The main purpose of plumbing since it’s its first recorded usage in 2500 B.C has been to carry water and help prevent the spread of disease. Lately, however, that last fact has become a little less applicable.
Recently there has been a growing outbreak of Legionnaires disease across the nation and concerns about contaminations via water supplies are amplifying, health officials report.
Though it is very rare to contract the disease, there has been a 450% increase in cases in the past two decades, according to a CDC (Centers for Disease Control) report.
The outbreaks are a growing concern for America’s water supply, as a report issued last month revealed that nearly 30 million people may have access to a contaminated water supply and tap water.
This is especially true of nursing homes and hospitals, which need to do more to protect their water supply, health officials state.
A recent analysis of the more than 2,800 cases of Legionnaires that occurred in 2015 found that 553 or more of them possibly occurred in a health care facility, according to the CDC.
“It’s widespread, it’s deadly and it’s preventable,” said Anne Schuchat, the CDC’s acting director.
The CDC says that these health facilities need to work harder to keep the bacteria out of places where patients might be exposed, like showers, sinks, bathtubs, and medical equipment that use water.

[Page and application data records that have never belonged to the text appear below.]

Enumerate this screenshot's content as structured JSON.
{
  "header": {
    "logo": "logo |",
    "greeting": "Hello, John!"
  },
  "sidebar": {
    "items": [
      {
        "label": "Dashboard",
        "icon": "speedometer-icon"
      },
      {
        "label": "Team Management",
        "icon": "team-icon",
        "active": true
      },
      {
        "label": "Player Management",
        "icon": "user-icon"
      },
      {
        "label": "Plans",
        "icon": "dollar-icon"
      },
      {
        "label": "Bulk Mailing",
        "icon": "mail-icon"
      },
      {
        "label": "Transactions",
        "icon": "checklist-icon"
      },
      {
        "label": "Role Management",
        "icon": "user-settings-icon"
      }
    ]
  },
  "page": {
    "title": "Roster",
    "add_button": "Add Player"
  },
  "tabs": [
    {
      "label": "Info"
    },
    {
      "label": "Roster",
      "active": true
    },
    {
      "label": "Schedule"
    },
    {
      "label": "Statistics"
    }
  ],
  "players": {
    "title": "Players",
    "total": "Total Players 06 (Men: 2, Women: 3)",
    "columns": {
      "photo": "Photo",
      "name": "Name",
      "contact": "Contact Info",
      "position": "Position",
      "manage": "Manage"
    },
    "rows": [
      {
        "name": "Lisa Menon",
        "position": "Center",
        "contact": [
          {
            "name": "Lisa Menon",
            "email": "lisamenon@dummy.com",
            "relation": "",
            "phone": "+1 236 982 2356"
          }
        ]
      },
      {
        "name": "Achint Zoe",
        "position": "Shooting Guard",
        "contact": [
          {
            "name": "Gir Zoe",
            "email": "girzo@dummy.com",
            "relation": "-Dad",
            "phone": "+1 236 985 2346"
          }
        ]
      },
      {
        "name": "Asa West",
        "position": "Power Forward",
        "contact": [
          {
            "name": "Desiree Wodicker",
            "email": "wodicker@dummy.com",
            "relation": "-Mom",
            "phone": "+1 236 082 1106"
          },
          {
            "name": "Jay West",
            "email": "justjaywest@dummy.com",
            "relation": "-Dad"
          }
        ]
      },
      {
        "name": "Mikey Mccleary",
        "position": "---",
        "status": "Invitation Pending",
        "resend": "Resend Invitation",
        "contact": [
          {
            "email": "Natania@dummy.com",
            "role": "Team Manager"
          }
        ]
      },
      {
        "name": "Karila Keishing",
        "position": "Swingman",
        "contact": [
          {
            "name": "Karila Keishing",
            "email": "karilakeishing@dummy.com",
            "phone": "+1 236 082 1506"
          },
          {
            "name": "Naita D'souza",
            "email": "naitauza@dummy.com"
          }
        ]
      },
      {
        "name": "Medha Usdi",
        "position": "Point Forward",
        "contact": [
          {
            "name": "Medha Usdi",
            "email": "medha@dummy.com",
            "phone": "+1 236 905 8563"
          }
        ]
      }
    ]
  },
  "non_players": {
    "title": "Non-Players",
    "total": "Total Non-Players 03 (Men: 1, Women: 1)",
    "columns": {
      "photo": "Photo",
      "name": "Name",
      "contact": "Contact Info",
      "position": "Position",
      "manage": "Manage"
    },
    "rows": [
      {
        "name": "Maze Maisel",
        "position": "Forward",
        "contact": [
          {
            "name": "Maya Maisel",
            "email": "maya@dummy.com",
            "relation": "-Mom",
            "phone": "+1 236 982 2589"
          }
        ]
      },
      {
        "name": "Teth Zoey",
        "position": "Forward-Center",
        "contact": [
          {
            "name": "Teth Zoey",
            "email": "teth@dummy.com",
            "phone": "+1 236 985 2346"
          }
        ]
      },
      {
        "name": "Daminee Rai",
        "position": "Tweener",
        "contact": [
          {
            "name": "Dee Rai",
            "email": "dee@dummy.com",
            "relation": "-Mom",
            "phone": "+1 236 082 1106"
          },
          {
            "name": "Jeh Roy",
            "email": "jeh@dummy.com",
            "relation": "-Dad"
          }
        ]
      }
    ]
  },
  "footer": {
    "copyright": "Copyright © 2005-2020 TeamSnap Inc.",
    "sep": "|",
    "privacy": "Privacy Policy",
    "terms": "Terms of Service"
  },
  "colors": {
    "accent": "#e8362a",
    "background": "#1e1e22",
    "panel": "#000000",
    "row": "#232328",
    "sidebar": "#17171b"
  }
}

Shuchat encourages the facilities to get an effective water-management system and to check their plumbing.
“We know if those facilities have an effective water-management system they can prevent these infections. Nobody wants their loved one to go into a hospital or a long-term care facility and end up with Legionnaires’ disease,” she said.
Schuchat states that she was surprised by the number of cases associated with health care facilities, and noted that they must be extra attentive to those areas, given that they are where the most vulnerable to disease are.
Nurses and doctors state that they are working hard to make sure that their facilities are safe for their patients.
Nancy Foster, vice president of quality and patient safety policy at the American Hospital Association, wrote the following in an email about the issue:
“America’s hospitals and health systems are committed to providing safe and healthy environments for the patients they serve.This includes ensuring the development and use of an effective water management program to help prevent the outbreak of diseases, including Legionnaires’ disease.”